TRWBW | emes: yes emes: and x=e^log(x)=sum n=0..inf (log(x))^n/n! |

zazoru | TRWBW, hm yeah... but 332012 could be different ways... like if you chance the first ring with the second you still have 332012 as that... am function you defined |

TRWBW | zazoru: either i'm wrong, the book is wrong, or you are giving the book's question wrong. 3 possibilities. |

emes | so e^sin(0) = sum(n=0...oo) (sin(0))^n/n! ... except sin(0) = 0, and the first term of the series is undefined, 0^0 |

TRWBW | emes: well i kinda grimaced, because i don't like that, but i didn't say anything |

Olathe | 0^0 = 1 |

TRWBW | emes: it's a matter of disagreement emes: defining 0^0=1 is fundamentally a matter of choice, just like any other math definition emes: 0^0=1 works better for series expansion |

Olathe | Or, you can loosely use the limit style of thinking, and note that with any other value for the power, you always get a 1. |

TRWBW | emes: 0^0 undefined works better in terms of saying a^b is continous for real a emes: if i was writing, i would have written e^x=1+sum i=1..inf x^i/i!, but that's just me |

emes | well, the rest of the terms are zero when x = 0 |

TRWBW | emes: it seems your problem isn't a series question, it's a whether 0^0 is defined question emes: and like i said, you can do that either way |

emes | well, it is a series question, 0^0 just came up along the way |

TRWBW | emes: if you want, btw, you can define sqrt(9)=-3. i won't stop you. emes: if you want, you can define arcsin(0)=100*pi |

Olathe | Here, you can't define 0^0 as anything other than 1, though, since e^0 = 1. |

emes | how would I go about a second order approximation for the series when the terms are all zero after the first? TRWBW: the range of arcsin is defined |

TRWBW | Olathe: i can define 0^0=cuberoot("apple pie"). but i'll have an uphill climb proving other things. |

Olathe | TRWBW: Sure, but you can't in this problem without contradiction. |

TRWBW | emes: exactly. it is defined. by a person. not by the math king. |
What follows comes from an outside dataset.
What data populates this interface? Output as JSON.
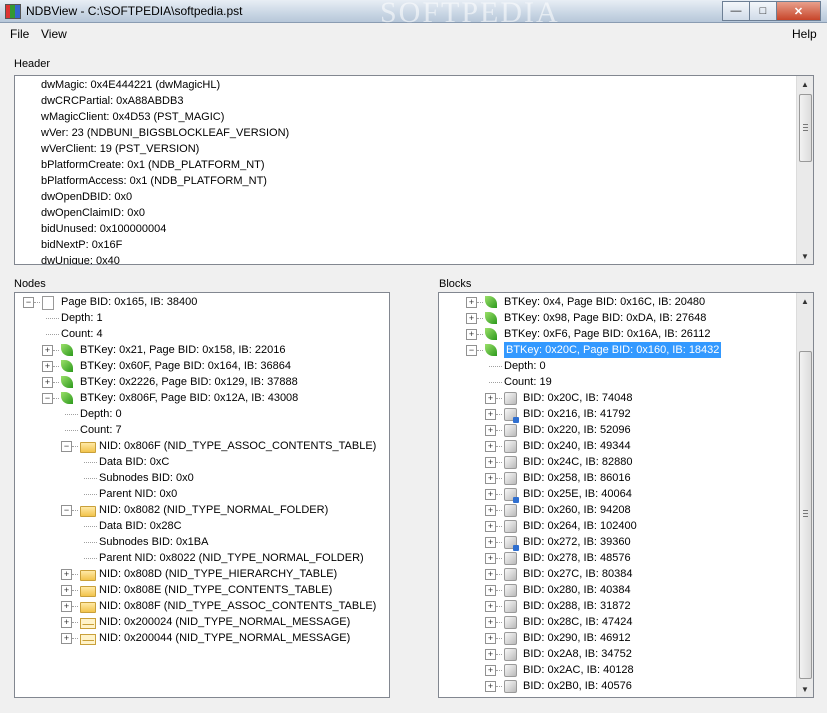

Olathe | The math king will be furious at your dismissal ! |

emes | rex mathematicus |

TRWBW | emes: your teacher might disagree, but truth is he's already bitter because he's teaching high school math. |

emes | lol so to make a second order approximation of e^sin(x) around x=0, I need to take derivatives, correct, because the terms in the series don't cooperate (to bring us back on topic ;) |

TRWBW | emes: not quite. if you define 0^0=1, then the series is like you wrote it. if you don't it's like i wrote it, 1+sin(x)+sin(x)^2/2+... either way, you can make a second order approximation by taking the first terms |

emes | you're right, I was getting caught up by the zero though that couldn't be considered a polynomial approximation of course |

TRWBW | emes: eh, depends how you define polynomial. ;;) (=double ;) |

noway- | I am having trouble with a proof, http://www.mathbin.net/8714 |

Steve|Office | noway-: So S is both an element and a subset of A? |

noway- | Steve|Office: yes |

Steve|Office | Odd, well, Since S is a subset of A, it is an element of the power set of A. |

Olathe | What does the then mean ? |

Steve|Office | Heh, good question. I parsed it as "and." |